Data from the NIST acoustic thermometer will form an improved basis for the nist-equations used with platinum resistance thermometry, which is the primary mechanism to disseminate accurate temperature standards.
To obtain measurements of thermodynamic temperature in the range between 273 K and 700 K with an uncertainty five times smaller than 1990 benchmark values.
Temperature defined on the International Temperature Scale of 1990 (ITS-90) approximates the thermodynamic temperature. Unfortunately, in the range 273 K to 730 K, the ITS-90 was constructed by necessity from the average of two sets of constant volume gas thermometry data that are inconsistent, for unknown reasons, by much more than their combined uncertainties.

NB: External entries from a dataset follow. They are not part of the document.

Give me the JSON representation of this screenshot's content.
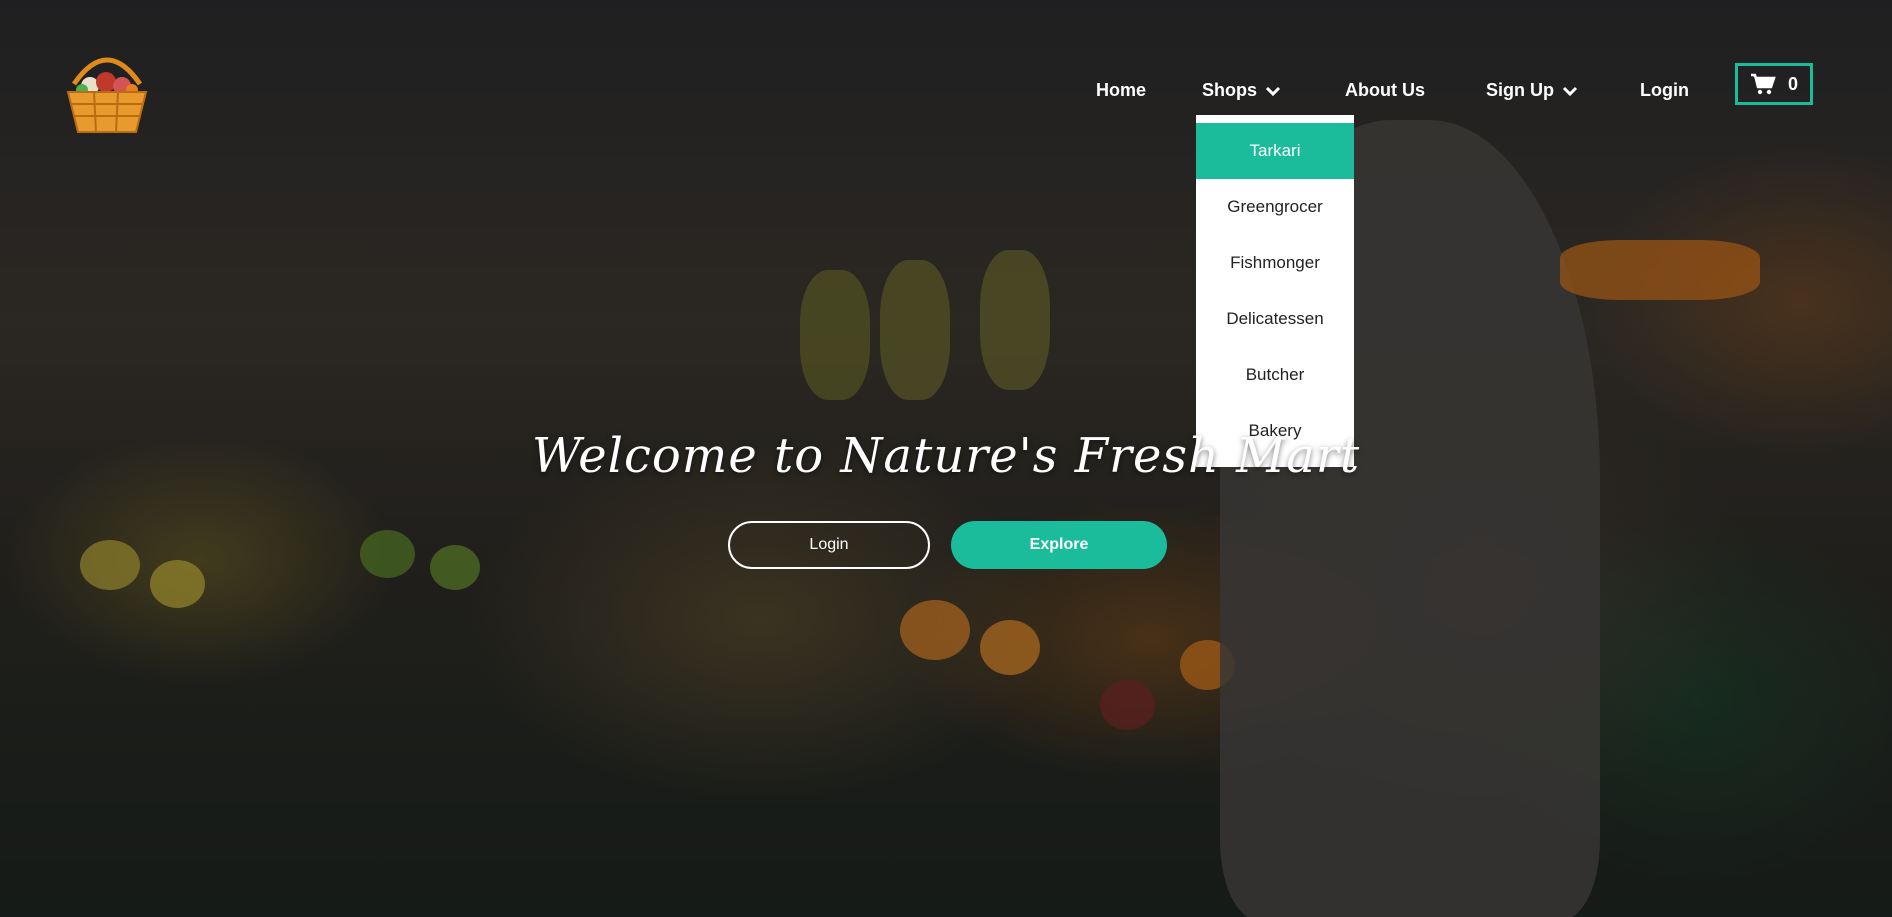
{
  "brand": {
    "logo_icon": "fruit-basket-icon",
    "accent_color": "#1abc9c"
  },
  "nav": {
    "home": "Home",
    "shops": "Shops",
    "about": "About Us",
    "signup": "Sign Up",
    "login": "Login"
  },
  "cart": {
    "icon": "shopping-cart-icon",
    "count": "0"
  },
  "shops_menu": {
    "items": [
      "Tarkari",
      "Greengrocer",
      "Fishmonger",
      "Delicatessen",
      "Butcher",
      "Bakery"
    ],
    "active": "Tarkari"
  },
  "hero": {
    "title": "Welcome to Nature's Fresh Mart",
    "login_button": "Login",
    "explore_button": "Explore"
  }
}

The NIST acoustic thermometer is based on the simple relation between the speed of sound of a monatomic gas and the thermodynamic temperature. By measuring ratios of the acoustic resonance frequencies within a nearly spherical cavity at an unknown temperature and at a temperature close to the triple point of water (defined as 273.16 K), we obtain the ratio of the argon speed of sound at these two temperatures. With simultaneous measurements of microwave resonance frequencies in the same cavity, we can account for the thermal expansion of the stainless-steel shell enclosing the argon.
Our thermometer has several novel features
We have achieved our goal of reducing the uncertainty of thermodynamic temperature by a factor of five in the range 273 K to 552 K. Our data is in excellent agreement with recent radiometric measurements (at 700 K and above), other acoustic measurements (at 390 K and below), and one of the past gas thermometry results.
In 2008, we successfully developed techniques to perform precision acoustic measurements with a microphone at room temperature. The technique has pushed the upper limit of our data to 650 K.